It pains me to know that we have to use people’s stories to push for these changes to happen. We have to politicize a death of a man or the death of anyone in order for our words to be heard. Not even heard. They’re used in exploitative ways for spectators, validation, views, and so many other things. We are all responsible for how a story is produced and consumed. We are all responsible for how we remember.

I hesitate to send this out into the world. I hesitate because I’m afraid it can be polarizing. I hesitate because it’s generally what I do when it comes to my thoughts and opinions. The politicization of death is how we get people to care, I just wish it never needs to come that far. And even then, whose death actually matters? Does it matter how the life ended? Does it matter if that life was a productive force within our society for it to matter? How many bodies do we need to have for people to care? Do we even need to have people care about these things before we change systems that are inherently wrong and destructive?

Today I went to a Funeral

Content Note: Suicide

Never in my life would I have ever predicted that I would attend a funeral in Korea. Yet, here I am writing about going to a funeral today that I have nowhere to begin. My heart aches and I feel like I have so much to say, but I’m just so emotionally drained at this point to even write it coherently. I went to an adoptee’s funeral. In the past month alone, six adoptees have taken their lives, one of which was Phillip Clay, a Korean American adoptee. He was deported in 2012 due to his undocumented status. It is important to note that all research shows that adoptees are overrepresented in statistics on mental health issues and suicide. This was not an isolated incident nor the last one. My heart aches because this community is so invisible. We are invisible because we are Asian, we are invisible because we are adopted, and some of us are invisible because we are undocumented. In times like these, I feel truly lost.

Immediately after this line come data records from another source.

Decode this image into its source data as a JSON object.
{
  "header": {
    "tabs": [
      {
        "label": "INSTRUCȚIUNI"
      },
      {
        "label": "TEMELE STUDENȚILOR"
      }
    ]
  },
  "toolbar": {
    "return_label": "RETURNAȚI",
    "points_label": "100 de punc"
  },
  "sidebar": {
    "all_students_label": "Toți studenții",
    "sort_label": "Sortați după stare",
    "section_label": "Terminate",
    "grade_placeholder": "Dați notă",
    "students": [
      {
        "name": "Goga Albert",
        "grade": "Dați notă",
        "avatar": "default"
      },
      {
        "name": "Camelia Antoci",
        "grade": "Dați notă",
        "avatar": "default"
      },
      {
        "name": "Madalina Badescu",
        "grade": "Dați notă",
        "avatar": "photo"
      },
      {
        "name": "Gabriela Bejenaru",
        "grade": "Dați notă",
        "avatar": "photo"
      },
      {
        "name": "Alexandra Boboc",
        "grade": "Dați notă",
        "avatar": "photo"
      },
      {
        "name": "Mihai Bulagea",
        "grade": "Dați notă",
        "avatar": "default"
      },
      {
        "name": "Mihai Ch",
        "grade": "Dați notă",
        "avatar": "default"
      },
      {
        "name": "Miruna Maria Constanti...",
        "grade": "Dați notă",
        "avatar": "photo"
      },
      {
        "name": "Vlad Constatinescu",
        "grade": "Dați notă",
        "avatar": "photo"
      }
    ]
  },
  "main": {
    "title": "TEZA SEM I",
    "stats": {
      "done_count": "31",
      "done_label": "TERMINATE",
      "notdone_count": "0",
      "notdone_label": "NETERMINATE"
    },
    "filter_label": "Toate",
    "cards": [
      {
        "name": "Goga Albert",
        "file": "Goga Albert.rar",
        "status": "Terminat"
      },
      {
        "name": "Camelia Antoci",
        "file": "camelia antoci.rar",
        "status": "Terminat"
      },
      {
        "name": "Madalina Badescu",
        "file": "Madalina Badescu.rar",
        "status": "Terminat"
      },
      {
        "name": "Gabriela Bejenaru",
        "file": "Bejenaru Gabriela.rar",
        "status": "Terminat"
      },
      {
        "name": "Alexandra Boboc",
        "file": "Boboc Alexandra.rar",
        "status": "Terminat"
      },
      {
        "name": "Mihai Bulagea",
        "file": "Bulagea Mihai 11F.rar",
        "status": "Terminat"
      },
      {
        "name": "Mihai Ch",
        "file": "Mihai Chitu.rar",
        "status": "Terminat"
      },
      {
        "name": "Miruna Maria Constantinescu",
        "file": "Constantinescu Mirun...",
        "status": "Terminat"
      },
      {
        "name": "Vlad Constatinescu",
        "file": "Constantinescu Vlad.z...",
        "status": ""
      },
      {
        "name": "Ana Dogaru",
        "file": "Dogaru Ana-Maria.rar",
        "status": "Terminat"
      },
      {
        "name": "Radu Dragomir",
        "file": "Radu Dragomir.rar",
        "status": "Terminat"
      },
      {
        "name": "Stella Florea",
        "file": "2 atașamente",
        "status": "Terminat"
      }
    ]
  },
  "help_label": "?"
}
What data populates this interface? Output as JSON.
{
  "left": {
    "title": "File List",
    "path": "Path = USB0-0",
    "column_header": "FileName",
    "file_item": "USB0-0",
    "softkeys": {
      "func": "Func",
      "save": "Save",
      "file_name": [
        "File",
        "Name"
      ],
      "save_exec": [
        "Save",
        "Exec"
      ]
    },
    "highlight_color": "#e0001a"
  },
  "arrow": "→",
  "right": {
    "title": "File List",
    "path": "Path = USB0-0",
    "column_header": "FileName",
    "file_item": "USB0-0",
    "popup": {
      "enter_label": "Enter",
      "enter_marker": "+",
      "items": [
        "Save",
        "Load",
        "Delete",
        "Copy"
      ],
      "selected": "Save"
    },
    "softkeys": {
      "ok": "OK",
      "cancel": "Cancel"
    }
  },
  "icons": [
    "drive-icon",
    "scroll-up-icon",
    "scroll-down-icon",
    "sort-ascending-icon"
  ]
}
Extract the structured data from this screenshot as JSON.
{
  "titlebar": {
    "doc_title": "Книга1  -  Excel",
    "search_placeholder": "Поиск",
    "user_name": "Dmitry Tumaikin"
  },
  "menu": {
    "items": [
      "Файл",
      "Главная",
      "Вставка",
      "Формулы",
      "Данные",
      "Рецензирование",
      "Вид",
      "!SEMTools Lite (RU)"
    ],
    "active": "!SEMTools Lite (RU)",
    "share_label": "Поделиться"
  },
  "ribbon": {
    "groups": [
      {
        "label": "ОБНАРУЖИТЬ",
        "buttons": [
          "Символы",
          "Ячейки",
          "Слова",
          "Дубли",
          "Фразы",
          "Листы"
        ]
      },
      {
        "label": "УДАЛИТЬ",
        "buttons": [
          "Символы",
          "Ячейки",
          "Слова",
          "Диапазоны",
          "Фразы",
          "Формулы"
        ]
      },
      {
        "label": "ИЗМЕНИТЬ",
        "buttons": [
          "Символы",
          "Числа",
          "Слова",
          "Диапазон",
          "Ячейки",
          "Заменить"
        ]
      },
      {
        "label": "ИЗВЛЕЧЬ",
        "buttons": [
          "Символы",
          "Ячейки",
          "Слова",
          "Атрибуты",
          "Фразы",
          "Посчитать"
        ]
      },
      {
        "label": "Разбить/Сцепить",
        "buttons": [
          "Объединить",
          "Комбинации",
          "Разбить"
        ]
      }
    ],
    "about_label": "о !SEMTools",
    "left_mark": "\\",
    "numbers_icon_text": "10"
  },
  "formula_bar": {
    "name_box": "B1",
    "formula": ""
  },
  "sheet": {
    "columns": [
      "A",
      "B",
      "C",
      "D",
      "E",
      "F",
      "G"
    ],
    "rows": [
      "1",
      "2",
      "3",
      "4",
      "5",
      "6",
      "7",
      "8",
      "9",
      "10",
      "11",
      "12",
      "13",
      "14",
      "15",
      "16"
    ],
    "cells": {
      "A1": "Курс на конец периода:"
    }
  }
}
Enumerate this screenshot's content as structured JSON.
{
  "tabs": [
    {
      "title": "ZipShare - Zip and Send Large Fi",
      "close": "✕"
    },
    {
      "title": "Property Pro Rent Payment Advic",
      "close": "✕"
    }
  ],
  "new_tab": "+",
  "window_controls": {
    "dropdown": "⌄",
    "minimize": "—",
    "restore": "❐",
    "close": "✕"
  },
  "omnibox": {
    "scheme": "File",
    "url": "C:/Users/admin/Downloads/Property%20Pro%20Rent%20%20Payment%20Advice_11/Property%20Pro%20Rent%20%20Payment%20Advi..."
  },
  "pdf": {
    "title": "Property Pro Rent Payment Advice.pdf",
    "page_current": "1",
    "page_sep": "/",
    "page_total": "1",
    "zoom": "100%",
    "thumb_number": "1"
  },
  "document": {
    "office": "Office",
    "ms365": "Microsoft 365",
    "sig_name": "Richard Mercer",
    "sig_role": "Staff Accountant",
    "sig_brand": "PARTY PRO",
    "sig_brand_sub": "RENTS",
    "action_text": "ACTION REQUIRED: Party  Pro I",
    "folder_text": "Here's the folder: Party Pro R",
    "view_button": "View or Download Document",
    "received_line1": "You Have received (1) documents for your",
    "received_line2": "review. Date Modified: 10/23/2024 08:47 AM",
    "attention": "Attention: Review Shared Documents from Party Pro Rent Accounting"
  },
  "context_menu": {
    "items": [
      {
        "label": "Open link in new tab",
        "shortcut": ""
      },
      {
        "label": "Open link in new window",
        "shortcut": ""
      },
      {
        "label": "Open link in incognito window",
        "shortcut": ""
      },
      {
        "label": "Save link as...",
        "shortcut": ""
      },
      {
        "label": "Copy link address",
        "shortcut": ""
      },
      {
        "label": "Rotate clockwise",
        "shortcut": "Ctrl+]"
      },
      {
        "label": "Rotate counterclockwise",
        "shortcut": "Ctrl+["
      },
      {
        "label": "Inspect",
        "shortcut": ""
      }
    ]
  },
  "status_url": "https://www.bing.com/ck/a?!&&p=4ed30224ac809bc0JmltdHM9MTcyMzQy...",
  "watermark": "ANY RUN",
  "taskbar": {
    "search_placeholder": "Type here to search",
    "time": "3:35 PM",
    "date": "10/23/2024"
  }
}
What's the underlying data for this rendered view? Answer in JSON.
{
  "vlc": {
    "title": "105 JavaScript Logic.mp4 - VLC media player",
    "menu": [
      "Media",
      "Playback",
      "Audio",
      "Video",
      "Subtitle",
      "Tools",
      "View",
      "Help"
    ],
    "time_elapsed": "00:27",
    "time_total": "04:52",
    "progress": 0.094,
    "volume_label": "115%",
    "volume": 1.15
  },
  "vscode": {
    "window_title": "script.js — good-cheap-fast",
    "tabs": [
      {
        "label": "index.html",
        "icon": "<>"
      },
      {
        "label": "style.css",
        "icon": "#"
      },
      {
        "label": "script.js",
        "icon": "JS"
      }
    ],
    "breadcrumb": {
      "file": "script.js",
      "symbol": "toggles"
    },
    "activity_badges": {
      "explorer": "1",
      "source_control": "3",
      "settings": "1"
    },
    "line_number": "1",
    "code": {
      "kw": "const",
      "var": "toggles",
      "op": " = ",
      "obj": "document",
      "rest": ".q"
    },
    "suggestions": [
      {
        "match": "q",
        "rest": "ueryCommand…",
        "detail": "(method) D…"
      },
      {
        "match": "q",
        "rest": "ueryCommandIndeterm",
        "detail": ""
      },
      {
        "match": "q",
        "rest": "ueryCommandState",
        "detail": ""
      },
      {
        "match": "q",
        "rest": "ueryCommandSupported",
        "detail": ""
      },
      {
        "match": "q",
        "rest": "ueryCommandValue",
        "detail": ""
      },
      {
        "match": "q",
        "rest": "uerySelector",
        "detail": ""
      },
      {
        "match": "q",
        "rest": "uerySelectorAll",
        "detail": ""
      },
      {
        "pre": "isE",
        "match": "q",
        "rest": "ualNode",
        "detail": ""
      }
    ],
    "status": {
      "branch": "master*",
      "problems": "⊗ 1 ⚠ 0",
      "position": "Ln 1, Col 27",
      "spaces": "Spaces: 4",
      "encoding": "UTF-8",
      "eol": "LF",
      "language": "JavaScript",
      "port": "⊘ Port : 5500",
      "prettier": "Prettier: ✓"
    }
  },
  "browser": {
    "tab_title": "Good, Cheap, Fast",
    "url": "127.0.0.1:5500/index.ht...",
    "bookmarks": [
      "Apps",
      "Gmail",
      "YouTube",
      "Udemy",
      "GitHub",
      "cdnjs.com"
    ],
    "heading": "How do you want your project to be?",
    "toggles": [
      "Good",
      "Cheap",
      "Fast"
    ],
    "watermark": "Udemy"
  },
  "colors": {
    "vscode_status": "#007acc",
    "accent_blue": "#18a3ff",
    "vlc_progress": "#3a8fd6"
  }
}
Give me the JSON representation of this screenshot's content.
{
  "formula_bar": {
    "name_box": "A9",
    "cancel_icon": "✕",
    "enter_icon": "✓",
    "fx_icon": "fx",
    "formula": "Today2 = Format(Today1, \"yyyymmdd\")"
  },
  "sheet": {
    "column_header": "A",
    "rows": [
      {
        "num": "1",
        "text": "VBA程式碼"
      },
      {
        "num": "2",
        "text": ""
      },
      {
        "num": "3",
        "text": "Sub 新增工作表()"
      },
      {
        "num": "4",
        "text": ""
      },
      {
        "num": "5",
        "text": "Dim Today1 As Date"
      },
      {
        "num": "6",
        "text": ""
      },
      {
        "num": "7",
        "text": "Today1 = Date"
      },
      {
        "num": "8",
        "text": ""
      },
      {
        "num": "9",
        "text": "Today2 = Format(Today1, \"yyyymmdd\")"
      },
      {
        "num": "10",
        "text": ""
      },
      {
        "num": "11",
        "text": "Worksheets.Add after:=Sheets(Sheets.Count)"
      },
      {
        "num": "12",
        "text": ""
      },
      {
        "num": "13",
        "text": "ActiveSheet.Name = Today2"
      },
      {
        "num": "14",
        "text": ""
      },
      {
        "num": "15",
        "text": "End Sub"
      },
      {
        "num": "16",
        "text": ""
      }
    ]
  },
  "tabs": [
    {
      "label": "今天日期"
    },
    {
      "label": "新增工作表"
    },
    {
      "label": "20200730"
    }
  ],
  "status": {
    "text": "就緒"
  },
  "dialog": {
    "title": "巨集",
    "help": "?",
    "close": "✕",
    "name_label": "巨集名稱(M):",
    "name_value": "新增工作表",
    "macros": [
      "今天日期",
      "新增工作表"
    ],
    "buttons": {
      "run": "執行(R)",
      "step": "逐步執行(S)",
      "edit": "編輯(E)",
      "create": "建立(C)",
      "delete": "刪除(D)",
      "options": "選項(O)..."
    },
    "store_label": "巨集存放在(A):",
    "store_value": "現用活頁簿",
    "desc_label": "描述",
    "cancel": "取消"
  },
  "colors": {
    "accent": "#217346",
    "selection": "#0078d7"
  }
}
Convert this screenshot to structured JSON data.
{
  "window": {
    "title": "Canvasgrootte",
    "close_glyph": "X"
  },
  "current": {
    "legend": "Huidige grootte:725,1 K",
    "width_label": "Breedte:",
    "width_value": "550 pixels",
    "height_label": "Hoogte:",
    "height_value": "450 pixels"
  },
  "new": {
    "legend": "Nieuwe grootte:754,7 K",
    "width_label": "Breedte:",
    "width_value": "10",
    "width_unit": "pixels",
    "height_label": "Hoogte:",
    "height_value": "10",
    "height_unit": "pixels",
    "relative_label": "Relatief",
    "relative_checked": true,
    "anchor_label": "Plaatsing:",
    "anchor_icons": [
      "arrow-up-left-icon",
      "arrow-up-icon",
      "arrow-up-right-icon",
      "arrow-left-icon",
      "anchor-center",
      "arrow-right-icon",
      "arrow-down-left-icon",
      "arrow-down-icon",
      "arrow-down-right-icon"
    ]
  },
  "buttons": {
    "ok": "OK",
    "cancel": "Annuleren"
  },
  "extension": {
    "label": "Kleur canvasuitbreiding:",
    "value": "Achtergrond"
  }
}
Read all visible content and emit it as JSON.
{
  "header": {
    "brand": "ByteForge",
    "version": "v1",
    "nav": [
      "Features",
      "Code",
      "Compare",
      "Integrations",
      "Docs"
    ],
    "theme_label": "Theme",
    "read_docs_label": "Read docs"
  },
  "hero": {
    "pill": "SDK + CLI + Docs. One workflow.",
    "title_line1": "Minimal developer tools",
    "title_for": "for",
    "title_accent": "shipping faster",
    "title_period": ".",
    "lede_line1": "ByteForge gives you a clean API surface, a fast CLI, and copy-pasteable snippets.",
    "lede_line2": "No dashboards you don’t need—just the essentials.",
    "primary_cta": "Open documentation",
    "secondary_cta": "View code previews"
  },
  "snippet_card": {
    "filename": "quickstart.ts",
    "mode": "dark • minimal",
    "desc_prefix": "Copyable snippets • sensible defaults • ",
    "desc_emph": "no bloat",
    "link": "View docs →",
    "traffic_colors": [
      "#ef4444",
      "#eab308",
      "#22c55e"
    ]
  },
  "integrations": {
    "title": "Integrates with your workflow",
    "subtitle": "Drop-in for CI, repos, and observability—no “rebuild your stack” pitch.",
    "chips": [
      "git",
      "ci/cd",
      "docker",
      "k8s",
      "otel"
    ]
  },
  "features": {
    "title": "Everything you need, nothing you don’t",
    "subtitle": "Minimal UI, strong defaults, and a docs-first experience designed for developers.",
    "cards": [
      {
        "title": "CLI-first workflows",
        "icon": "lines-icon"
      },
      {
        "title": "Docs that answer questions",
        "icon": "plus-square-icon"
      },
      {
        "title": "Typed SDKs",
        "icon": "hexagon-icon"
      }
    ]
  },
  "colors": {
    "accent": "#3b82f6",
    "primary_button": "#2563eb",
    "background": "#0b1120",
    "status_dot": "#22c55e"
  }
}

I will write more on the topic and the responsibilities of adoption agencies in regards to post-adoption services and the speculative nature that funerals have become and the policing who is able to mourn,  but right now I just need to process. 

Suicide Prevention Lifeline
Adoptee Rights Campaign